A purpose-built hotel boat, 24-passenger, two-deck Jeanine has 12 cabins and sports a very bright new look -- one of its standout features -- making it one of the most modern barges on the waterways.
Jeanine offers a real taste of France in every sense of the word. Until recently, the family-owned company was virtually unknown outside of mainland Europe. CroisiEurope is now being promoted much farther afield, attracting passengers from the U.S. and Australia, but it still makes a big point of offering an authentic French experience. So, although the predominantly French crewmembers speak English, the cuisine retains a heavy French accent and will appeal to gourmands.
Complimentary coffee, tea, soft drinks, beer, wine and other alcoholic beverages are included in the fares, with the exception of Champagne and a small selection of premium brand wines and spirits. Daily excursions are also included.
Jeanine sails in southern France, along the Saone River and waterways of Burgundy, and has introduced a new six-night itinerary through the Saone-et-Loire and Cote d'Or regions. There are excursions to some of the area's renowned vineyards and trips to towns like Dijon, famous for its mustard, and Chalon-sur-Saone, birthplace of Joseph Niepce who, in 1824, was one of the inventors of photography.

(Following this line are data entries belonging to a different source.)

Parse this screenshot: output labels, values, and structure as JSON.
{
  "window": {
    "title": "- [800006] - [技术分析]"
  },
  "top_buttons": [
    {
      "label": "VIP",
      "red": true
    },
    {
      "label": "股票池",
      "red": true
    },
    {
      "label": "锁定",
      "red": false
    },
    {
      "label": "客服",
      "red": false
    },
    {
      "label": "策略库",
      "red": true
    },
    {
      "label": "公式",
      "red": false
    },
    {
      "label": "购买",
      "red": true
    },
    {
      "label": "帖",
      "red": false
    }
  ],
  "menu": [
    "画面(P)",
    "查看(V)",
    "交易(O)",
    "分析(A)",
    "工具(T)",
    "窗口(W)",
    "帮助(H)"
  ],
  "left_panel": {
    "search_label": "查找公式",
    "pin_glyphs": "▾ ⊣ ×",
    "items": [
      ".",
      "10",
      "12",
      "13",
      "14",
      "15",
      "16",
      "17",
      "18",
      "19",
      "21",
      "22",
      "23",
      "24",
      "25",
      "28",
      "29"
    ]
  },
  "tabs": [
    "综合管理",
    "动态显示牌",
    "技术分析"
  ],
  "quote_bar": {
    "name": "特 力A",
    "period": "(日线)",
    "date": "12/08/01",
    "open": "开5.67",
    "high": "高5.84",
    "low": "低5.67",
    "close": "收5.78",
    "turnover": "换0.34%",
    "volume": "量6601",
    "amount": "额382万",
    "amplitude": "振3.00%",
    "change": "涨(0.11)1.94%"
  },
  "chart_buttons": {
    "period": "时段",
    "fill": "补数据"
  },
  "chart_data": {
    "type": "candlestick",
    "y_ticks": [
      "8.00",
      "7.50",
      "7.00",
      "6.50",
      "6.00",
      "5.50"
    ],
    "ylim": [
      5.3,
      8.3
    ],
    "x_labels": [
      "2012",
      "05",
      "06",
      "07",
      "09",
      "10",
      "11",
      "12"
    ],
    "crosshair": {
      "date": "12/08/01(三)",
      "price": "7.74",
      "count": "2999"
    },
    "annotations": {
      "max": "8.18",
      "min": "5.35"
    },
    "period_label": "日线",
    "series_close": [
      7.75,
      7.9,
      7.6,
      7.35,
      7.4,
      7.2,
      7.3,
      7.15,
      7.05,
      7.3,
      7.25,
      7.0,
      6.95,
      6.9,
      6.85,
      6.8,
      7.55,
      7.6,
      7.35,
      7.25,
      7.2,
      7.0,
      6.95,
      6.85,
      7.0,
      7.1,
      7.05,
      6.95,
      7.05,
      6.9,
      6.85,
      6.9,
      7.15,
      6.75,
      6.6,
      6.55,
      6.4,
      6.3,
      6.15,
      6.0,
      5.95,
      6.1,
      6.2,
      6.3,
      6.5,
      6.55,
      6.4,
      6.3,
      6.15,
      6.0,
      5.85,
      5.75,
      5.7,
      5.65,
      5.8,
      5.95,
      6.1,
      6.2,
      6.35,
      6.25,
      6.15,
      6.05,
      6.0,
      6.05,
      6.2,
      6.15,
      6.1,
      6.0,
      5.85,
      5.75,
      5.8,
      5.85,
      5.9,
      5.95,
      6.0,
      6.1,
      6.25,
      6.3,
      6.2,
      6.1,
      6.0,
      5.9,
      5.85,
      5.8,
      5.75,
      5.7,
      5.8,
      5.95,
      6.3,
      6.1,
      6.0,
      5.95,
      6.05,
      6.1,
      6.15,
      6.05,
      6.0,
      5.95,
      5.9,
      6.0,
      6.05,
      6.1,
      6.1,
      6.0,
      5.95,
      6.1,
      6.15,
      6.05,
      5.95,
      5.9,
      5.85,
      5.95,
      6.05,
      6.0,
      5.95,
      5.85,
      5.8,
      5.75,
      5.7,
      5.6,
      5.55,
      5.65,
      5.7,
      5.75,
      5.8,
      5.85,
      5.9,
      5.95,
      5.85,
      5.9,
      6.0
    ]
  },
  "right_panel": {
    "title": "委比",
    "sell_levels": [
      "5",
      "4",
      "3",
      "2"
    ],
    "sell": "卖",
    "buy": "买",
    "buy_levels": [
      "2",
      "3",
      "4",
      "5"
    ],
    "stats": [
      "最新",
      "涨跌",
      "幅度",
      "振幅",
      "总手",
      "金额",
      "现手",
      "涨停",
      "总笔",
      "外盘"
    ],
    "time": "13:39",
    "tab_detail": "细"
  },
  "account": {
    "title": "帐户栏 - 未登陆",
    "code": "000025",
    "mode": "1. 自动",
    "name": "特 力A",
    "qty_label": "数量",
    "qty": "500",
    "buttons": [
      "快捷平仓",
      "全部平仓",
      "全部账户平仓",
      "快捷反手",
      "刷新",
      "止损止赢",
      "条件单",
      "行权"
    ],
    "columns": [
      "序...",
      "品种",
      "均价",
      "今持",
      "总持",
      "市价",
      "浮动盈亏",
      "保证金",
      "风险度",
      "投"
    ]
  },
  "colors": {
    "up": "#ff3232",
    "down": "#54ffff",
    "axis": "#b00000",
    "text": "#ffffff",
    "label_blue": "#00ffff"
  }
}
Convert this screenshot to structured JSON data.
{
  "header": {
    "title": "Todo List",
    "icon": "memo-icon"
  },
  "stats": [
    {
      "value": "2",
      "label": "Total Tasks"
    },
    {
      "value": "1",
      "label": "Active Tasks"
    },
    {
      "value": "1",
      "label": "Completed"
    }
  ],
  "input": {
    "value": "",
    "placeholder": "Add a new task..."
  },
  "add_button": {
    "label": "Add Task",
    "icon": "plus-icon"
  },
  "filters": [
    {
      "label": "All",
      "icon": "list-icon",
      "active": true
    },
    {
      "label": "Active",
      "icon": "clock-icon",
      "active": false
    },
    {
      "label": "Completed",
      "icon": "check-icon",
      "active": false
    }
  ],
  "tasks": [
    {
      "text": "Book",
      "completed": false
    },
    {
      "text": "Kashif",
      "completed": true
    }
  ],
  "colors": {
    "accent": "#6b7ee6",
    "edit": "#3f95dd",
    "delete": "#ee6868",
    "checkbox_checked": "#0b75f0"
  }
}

With its Gallic pedigree, about half of CroisiEurope's passengers are French, but in recent years the line has been marketing to English-speaking travelers and other European nationalities. Expect to see the remaining 50 percent of passengers coming from the U.K., U.S., Scandinavia, Germany and Holland. There are guaranteed English-speaking departures, where non-French passengers will be grouped together, and the other onboard language is French. In keeping with the general demographic for river cruises, the majority of passengers are 60 and older.
The barge has a relaxed, continental atmosphere with no set dress code. By day, passengers wear casual slacks, jeans and shorts with T-shirts, plaid shirts, sweatshirts or sweaters, depending on the weather. Some keep to similar clothing in the evening, although the weekly Gala Dinner is an excuse to dress up, with the accent on smart casual, rather than formalwear. Sneakers or comfortable shoes are a must. There's a lot of walking on excursions, and the terrain includes cobbled streets, vineyards and uneven surfaces.
CroisiEurope's La Belle de l'Adriatique, a 198-passenger oceangoing vessel, was purpose-built for coastal cruises and sails to Greece, Croatia, Montenegro and Cyprus.
The 142-passenger Infante Don Henrique is one of three CroisiEurope river vessels that sail on Portugal's Douro and measures 246 feet in length.
CroisiEurope's Princesse d'Aquitaine, a 138-passenger vessel based on the Gironde River, operates cruises through southwest France. It boasts spacious public areas and an emphasis on its French heritage.